by Greg J. Szekeres
Editor: The circuit described in this article is a MOSFET follower for driving headphones. FET followers can supply high current, but have a voltage gain of slightly less than unity. They are most suitable in applications where the input signal does not require voltage amplification – such as the output of a preamplifier or a portable stereo. If the input signal is too low, you can add voltage gain stage (see Designing an OpAmp Headphone Amplifier).
The class A headphone driver in figure 1 is ultra simple, except it does need a regulated supply and input and output capacitors. Most of the parts are not critical. I used a pot instead of the 100K bias resistors, so I could vary the output side of the MOSFET at 1/2 the supply. This maximizes the ouput potential of this driver. R1 limits the input current. The diodes are reversed-biased protection only. They short out spikes greater than 9 volts and negative 1 volt. In the original I used a 9 volt zener diode instead, but I figured it’s harder to get zeners. The circuit will work without the diodes.
The volume control, Rp, is optional, because the driver is meant to be fed from a source with a volume control. If the volume control is not used, then it would be a good idea to put a discharging resistor in front of the input coupling capacitor C1 to ground – around 100K ohms. Sometimes the preamp is capacitor outputted, but may not have a discharging resistor. So, in the worst case, there would be capacitors back to back, and the voltage bias in between the capacitors would not be necessarily predictable (e.g., at or near zero volts to ground), or could cause some pops when connecting with the power on. A volume control accomplishes the same thing with its resistance to ground.
All capacitors should be the highest quality, especially the output capacitor. The output capacitor is an easier-to-get size capacitor of 470 microFarads, but one could at least double that for better low response. Bypass it with a quality 1 microFarad polypropylene cap for the best sound. I included the discharge resistor R5 to help eliminate pops when inserting the headphone plug. The input resistor would do the same if the input was inserted live. It might also help eliminate turn-on thumps.
The MOSFET (Q1) should be mounted on a heat sink. Almost any heatsink could be used. Q1 dissipates up to 2.5 watts. I think about 2-3 square inches surface area is minimum, and probably should be more. I just mounted them to the chassis with insulators in my model. A LITTLE silicone grease is nice. The MOSFET and R4 will get warm during operation, which is normal.
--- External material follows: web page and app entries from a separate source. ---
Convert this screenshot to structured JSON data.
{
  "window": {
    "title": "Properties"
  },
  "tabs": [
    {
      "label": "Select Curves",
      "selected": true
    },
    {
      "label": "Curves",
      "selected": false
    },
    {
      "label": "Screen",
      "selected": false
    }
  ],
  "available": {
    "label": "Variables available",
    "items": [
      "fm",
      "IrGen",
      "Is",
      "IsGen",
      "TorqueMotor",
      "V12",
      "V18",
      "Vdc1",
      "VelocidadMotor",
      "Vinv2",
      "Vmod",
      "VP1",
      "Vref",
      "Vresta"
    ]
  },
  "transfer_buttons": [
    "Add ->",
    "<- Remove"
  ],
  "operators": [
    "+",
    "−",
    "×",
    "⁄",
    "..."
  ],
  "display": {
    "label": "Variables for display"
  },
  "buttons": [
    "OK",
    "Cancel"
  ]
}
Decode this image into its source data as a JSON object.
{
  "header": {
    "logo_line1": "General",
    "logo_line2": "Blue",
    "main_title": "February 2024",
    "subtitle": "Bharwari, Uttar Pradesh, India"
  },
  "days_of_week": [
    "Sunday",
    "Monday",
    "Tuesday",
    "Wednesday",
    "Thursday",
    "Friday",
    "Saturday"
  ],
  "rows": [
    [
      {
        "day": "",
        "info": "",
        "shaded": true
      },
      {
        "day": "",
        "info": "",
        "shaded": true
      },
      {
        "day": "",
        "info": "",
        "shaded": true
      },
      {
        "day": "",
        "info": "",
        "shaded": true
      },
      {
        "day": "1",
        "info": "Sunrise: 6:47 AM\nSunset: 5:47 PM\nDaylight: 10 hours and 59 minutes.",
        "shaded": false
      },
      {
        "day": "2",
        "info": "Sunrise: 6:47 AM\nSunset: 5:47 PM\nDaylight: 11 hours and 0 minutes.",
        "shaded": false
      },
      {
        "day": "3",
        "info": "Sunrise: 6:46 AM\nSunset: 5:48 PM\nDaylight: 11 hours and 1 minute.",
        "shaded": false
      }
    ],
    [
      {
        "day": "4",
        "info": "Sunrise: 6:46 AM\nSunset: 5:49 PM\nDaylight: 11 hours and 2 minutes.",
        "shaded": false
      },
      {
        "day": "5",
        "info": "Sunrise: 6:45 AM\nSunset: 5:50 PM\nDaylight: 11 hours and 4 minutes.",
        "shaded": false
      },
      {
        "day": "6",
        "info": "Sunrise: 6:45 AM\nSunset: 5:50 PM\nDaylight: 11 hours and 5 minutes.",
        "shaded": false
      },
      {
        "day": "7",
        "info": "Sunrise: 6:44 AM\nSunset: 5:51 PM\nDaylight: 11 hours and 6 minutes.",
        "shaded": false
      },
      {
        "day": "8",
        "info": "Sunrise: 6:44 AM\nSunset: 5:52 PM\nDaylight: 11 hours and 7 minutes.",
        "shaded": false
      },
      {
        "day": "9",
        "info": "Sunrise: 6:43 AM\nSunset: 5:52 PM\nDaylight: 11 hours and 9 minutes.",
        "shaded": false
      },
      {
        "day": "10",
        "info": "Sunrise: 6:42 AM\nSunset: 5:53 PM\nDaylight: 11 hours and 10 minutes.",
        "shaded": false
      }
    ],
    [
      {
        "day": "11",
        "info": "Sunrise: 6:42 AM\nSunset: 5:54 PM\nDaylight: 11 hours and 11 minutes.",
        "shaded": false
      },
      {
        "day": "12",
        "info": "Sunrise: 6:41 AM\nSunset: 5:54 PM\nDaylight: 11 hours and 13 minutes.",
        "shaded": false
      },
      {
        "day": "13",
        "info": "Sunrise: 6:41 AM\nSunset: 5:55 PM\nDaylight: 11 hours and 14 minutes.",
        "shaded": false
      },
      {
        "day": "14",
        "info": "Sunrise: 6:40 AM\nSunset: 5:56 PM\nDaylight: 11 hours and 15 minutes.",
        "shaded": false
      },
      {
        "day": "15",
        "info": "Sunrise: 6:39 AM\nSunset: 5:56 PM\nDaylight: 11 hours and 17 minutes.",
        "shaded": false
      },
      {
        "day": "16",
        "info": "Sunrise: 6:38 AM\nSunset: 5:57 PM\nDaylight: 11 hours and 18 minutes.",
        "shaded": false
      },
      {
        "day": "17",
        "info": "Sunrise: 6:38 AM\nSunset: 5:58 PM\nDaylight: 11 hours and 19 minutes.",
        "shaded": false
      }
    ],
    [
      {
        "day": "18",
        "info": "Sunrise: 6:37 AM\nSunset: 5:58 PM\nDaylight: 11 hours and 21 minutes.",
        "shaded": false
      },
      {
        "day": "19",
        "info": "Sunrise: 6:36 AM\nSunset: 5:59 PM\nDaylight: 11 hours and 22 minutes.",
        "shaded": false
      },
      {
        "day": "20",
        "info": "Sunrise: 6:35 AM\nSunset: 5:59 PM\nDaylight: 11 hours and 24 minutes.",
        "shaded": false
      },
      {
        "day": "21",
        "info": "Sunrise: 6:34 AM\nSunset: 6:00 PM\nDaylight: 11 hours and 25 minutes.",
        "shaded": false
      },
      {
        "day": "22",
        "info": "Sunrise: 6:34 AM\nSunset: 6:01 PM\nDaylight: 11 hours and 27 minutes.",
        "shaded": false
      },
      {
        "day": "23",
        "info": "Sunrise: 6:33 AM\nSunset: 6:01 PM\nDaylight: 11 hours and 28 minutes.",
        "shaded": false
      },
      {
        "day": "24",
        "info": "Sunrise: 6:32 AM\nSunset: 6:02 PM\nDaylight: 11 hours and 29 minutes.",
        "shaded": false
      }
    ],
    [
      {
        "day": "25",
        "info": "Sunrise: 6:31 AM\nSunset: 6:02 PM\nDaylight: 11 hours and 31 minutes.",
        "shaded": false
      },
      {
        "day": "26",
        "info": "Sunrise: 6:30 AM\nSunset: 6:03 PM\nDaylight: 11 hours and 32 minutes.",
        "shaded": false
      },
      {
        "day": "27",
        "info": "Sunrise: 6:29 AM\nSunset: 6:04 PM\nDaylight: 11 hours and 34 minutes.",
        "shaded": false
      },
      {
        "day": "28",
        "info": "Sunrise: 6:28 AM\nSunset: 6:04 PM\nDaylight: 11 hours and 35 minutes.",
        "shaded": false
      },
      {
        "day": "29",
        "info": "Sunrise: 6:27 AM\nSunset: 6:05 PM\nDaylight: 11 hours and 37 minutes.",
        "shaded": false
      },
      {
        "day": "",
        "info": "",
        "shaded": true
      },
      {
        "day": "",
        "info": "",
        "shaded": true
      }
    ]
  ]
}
With R4 = 20 ohms, the source resistors and MOSFETS will dissipate up to 7 watts in the stereo pair using a 15 volt supply. R4 could be changed to even lower values – its simply a matter of delivering enough current out of the supply and providing enough heat dissipation.
The IRF513 is an N-channel power MOSFET, rated at V(ds) = 80V, I(d) = 4.9A and r(ds) = 0.74 ohms. I chose a device with a reasonably small resistance.
A higher resistance, lower-rated device could also be used. There is a large selection from which to choose. Q1 draws less than 200 ma. at 9 volts. One thing I didn’t try was to use two circuits per side, so one could use direct coupling on the output side by feeding the signal to one side, and using the other side to provide a positive but equal resting voltage creating an effective zero-DC operating point. I wanted something simple though.
A 15V supply could also be used, but then the power rating of R4 should be increased a little. [Editor: Radio Shack sells a pre-assembled 13.8V regulated supply (RS 22-504). If this supply is used, make sure the MOSFET heatsinks can dissipate 5W.] C3 (usually a ceramic type) decouples the power supply from the circuit.
I put the amp in a Radio Shack box with vents (about 5″ x4″ x2″). Since the boxes sold change so often, I don’t know if Radio Shack still carries them. The binding posts on the front were used as auxillary drive amp for experiments. There is a 1/4 stereo phone jack on the front and RCA input jacks hidden on rear. The power supply is built-in.
This headphone driver design is simple, but it sounds pretty good to me. Using a pair of Grado SR60s, I compared the MOSFET amp to the built-in integrated phone amp in my modified Hitachi HCA 8300 preamp. The MOSFET amp was fed by the Hitachi preamp outputs. There was an immediate noticeable difference in sound. The MOSFET had a cleaner overall sound, not as muddy. Connecting the MOSFET amp directly to my Sony CD player, it sounded good and had more than adequate volume.
c. 2002 Greg J. Szekeres.